[Element data from apps and pages]
-------------------------

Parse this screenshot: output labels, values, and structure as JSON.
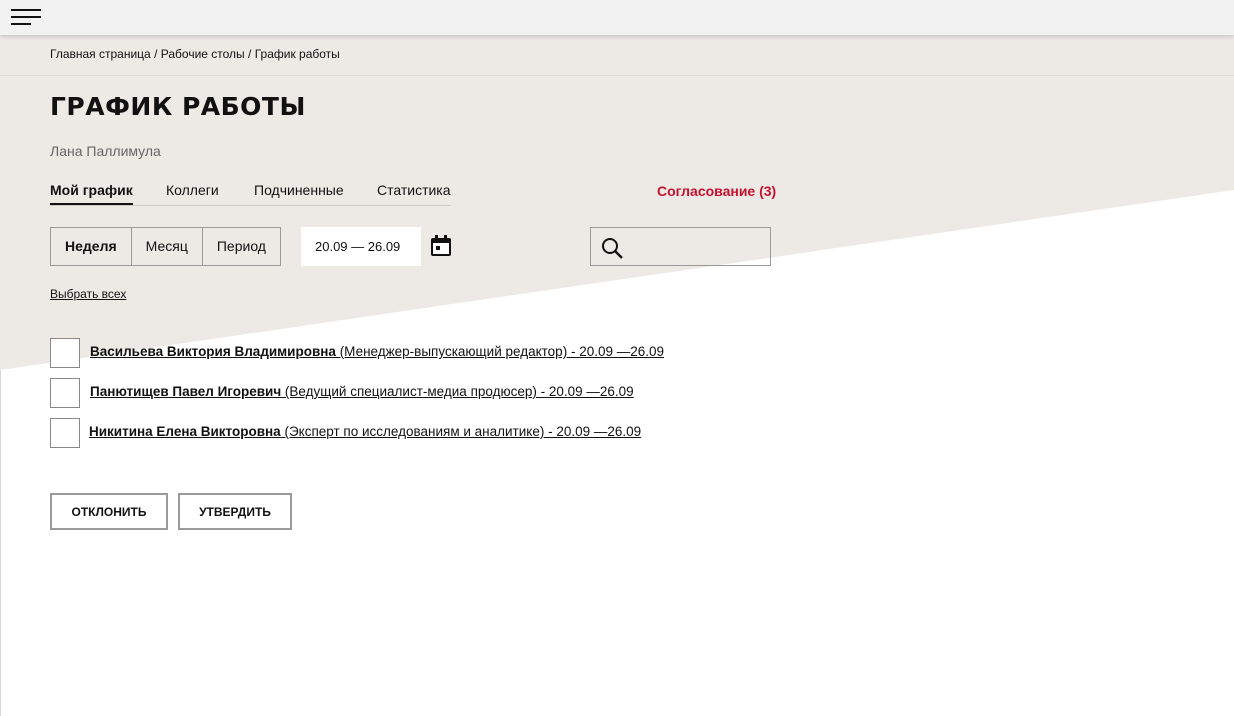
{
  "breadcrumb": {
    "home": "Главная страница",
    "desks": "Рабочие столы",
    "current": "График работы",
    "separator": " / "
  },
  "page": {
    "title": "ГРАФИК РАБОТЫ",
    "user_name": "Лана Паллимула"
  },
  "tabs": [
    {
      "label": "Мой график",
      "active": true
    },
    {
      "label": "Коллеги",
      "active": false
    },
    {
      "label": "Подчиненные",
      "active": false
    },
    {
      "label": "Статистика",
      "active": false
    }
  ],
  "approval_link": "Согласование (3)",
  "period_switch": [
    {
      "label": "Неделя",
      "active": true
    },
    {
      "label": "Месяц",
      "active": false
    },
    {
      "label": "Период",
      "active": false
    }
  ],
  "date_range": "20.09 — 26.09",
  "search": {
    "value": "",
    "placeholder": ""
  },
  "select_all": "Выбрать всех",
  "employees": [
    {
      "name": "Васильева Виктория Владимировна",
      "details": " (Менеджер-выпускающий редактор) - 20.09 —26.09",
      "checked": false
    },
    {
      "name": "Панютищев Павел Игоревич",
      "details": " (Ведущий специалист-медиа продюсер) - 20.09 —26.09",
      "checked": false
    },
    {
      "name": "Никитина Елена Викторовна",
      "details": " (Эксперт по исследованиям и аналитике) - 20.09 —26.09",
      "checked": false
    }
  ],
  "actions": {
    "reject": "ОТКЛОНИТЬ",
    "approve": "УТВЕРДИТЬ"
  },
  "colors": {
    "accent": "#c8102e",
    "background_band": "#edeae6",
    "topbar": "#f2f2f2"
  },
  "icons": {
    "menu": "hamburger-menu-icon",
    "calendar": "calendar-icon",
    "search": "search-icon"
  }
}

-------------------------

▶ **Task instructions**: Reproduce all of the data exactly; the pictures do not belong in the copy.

▶ **Answer for this exercise**:
Parse this screenshot: output labels, values, and structure as JSON.
{
  "breadcrumb": {
    "home": "Главная страница",
    "desks": "Рабочие столы",
    "current": "График работы",
    "separator": " / "
  },
  "page": {
    "title": "ГРАФИК РАБОТЫ",
    "user_name": "Лана Паллимула"
  },
  "tabs": [
    {
      "label": "Мой график",
      "active": true
    },
    {
      "label": "Коллеги",
      "active": false
    },
    {
      "label": "Подчиненные",
      "active": false
    },
    {
      "label": "Статистика",
      "active": false
    }
  ],
  "approval_link": "Согласование (3)",
  "period_switch": [
    {
      "label": "Неделя",
      "active": true
    },
    {
      "label": "Месяц",
      "active": false
    },
    {
      "label": "Период",
      "active": false
    }
  ],
  "date_range": "20.09 — 26.09",
  "search": {
    "value": "",
    "placeholder": ""
  },
  "select_all": "Выбрать всех",
  "employees": [
    {
      "name": "Васильева Виктория Владимировна",
      "details": " (Менеджер-выпускающий редактор) - 20.09 —26.09",
      "checked": false
    },
    {
      "name": "Панютищев Павел Игоревич",
      "details": " (Ведущий специалист-медиа продюсер) - 20.09 —26.09",
      "checked": false
    },
    {
      "name": "Никитина Елена Викторовна",
      "details": " (Эксперт по исследованиям и аналитике) - 20.09 —26.09",
      "checked": false
    }
  ],
  "actions": {
    "reject": "ОТКЛОНИТЬ",
    "approve": "УТВЕРДИТЬ"
  },
  "colors": {
    "accent": "#c8102e",
    "background_band": "#edeae6",
    "topbar": "#f2f2f2"
  },
  "icons": {
    "menu": "hamburger-menu-icon",
    "calendar": "calendar-icon",
    "search": "search-icon"
  }
}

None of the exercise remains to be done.